I think the standout thing about Blue…is Juliette Binoche’s performance…
God, I love Juliette Binoche.
💎 (משוגע כמה שיפה)
Sweet mother of god this is heavy. I bought the Criterion release of the trilogy not knowing what the movies were about or knowing who Krzysztof Kieslowski was. I really liked the packaging and had heard a lot of great things about it. I haven't seen the other two yet, I don't think I'll be regretting the purchase.
While the story is beautiful and emotional, I think the real beauty of the film lies within the little details that Kieslowski scattered throughout. The most impactful moments in this film are the ones where we aren't hearing anything, just seeing a moment, not something that is necessarily important to the story, but something that is important to the character. In that…
Revenge is a dish best served to no one in particular and with heaps of angst and pointless self loathing apparently.
Maybe I was a bit too harsh on Red, as the characters here don't act or speak like human beings any way. Though there are some cool moments where a great soundscape is contstructed, it's weighed down by mediocre directing and editing with a really trite script. Maybe Cassavetes could've turned into something less bland and found the profoundity in a character who ends up being less interesting than a beggar who can apparently play the Song of Time.
The best bit is easily the moment when Carol Carol strolls on set and I started thinking how White is the only part of this trilogy that isn't bogged down with a crappy script
Despite the fact I did not love Trois Couleurs: Bleu nearly as much as La Double Vie de Véronique, it is still very beautiful in its own right.
Juliette Binoche's performance is as haunting and resonant as the music her character composes; she carries the viewer through a heartrending haze of grief and self-imposed destruction that brings tears to my eyes.
However, the narrative is a little unfulfilling to me. It starts out strong, then seems to slow down and fall into slightly cliché territory towards the end. But overall, it remains to be a powerful portrayal of the grieving experience.
I am enjoying Kieślowski's filmography immensely, it is always wonderful to watch cinema with interesting women at the center. Very excited to continue through the rest of his work.
A haunting piece about a woman dealing with isolation, death and starting fresh and distant from people.
"Three Colors: Blue" delivers a great performance from Juliette Bionche and some incredible cinematography, music and sound design.
Watched this about a year ago and loved it. Watched it again tonight in preparation for watching the rest of the trilogy and still loved it. Beautiful anti-tradgedy about trying to ignore one's emotions. Great performances, great score, and beautiful cinematography to boot.
Emotional/Intellectual Appeal (.5)
TOTAL - 4/5
I'm trying to write a review for every new movie I see because, if I do it right, I'll end up where my 500th review written on here will be my 1,000th movie seen (if I haven't made mistakes in flagging things as "watched," which is unlikely). The problem with that is in cases like Three Colors: Blue, because I simply have no words to describe this film.
I went to see some orchestra once with my friends and after it was over I said that its single fault was the inherent emotional detachment that came with pure perfection.

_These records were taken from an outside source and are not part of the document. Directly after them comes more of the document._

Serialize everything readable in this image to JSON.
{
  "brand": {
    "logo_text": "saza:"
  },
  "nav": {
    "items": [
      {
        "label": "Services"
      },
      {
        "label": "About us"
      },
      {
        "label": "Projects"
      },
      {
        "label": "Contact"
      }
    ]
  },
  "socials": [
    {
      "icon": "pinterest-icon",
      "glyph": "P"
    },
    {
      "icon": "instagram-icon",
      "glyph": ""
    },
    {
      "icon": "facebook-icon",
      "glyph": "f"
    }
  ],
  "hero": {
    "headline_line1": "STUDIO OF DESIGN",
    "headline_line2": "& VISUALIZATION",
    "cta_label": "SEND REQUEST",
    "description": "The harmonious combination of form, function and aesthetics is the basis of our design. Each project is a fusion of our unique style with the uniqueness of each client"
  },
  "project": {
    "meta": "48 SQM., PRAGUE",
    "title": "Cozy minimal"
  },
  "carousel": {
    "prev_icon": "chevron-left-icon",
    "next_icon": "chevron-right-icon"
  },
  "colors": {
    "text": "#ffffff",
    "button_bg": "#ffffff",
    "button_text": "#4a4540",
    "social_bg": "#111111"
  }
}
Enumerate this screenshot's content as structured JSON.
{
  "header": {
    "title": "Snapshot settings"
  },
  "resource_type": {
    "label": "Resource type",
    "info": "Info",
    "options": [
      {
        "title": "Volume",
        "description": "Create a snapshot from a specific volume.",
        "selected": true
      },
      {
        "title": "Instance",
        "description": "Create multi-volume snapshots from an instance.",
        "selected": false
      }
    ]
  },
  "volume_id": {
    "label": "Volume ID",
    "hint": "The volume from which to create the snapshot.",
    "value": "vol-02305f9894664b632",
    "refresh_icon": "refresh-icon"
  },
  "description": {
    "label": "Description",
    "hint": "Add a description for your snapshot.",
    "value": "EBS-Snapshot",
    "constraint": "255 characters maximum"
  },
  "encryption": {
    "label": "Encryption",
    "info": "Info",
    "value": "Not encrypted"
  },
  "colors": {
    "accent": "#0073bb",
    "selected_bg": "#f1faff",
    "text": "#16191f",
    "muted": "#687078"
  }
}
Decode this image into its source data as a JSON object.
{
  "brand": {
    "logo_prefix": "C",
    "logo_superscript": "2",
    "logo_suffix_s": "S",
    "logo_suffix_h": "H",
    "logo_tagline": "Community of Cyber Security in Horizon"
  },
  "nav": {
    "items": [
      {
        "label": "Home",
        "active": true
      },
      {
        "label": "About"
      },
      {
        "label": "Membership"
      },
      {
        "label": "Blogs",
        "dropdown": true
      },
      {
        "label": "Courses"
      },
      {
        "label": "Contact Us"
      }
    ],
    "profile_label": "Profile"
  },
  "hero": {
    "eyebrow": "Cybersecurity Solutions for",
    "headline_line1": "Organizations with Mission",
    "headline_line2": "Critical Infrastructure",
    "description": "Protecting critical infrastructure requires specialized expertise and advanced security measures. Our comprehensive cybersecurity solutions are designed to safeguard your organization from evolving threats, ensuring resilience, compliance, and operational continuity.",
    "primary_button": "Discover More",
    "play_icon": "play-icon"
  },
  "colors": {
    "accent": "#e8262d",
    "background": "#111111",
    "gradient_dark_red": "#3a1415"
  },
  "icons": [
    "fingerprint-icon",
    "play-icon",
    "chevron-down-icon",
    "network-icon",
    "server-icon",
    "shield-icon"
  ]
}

This movie proves that wrong. Something can be perfect (or, at least, near-perfect, as I'm sure I'll find something…
A list of films I haven't seen........
I should be ashamed of myself.
This is what happens when your car breaks down on a Sunday morning and you have nothing else to do…
A list that, if nothing else, proves the day-to-day usefulness of applied statistics.
Between 2015 and 2016, a series of…